▶ _WHAT THE EXERCISE ASKS_
For the word "size", find each line in the entries where it occurs and copy that line.

▶ _PROVIDED RECORDS_
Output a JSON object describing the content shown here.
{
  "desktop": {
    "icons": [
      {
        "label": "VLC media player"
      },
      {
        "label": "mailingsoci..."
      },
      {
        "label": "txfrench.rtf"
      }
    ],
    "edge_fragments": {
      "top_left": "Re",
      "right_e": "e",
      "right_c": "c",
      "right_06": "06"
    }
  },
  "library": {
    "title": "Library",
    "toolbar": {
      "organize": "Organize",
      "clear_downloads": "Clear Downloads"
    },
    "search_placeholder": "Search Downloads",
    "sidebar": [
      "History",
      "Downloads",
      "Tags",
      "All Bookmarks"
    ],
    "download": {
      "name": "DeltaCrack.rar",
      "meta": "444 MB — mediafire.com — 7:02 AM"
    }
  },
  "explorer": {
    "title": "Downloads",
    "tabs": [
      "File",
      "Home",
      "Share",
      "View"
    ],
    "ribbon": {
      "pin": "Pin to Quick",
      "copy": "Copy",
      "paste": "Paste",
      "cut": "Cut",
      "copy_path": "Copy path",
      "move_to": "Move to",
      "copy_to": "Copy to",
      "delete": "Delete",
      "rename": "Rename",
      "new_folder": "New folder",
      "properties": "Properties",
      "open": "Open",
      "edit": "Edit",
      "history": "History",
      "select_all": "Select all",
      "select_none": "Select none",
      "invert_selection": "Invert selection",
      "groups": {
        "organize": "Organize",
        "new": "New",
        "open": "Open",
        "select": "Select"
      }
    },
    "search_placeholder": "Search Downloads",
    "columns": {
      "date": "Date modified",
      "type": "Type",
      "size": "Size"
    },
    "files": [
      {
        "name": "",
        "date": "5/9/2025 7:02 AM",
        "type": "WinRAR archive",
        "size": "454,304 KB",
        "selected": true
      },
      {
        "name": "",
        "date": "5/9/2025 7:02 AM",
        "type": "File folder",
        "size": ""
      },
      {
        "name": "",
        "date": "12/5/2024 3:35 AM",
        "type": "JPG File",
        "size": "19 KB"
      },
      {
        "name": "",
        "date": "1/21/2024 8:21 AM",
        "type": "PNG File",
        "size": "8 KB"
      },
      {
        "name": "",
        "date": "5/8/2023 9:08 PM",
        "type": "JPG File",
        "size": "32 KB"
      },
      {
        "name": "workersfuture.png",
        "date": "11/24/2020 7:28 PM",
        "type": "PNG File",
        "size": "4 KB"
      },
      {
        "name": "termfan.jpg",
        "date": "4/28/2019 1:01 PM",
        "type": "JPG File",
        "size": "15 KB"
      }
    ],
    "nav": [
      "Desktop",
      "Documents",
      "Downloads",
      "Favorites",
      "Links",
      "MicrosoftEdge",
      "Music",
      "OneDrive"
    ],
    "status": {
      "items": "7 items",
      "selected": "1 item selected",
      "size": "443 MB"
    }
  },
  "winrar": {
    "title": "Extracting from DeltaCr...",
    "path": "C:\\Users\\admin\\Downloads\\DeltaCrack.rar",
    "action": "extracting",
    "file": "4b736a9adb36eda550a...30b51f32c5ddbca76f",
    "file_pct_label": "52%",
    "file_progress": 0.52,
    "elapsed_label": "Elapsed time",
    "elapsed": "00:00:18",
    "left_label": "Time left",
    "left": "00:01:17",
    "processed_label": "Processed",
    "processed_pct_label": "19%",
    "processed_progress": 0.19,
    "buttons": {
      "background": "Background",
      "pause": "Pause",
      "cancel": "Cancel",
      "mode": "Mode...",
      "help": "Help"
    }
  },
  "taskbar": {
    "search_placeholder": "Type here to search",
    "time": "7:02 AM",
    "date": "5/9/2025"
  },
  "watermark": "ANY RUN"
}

▶ _WRITTEN ANSWER_
      "size": "Size"
        "size": "454,304 KB",
        "size": ""
        "size": "19 KB"
        "size": "8 KB"
        "size": "32 KB"
        "size": "4 KB"
        "size": "15 KB"
      "size": "443 MB"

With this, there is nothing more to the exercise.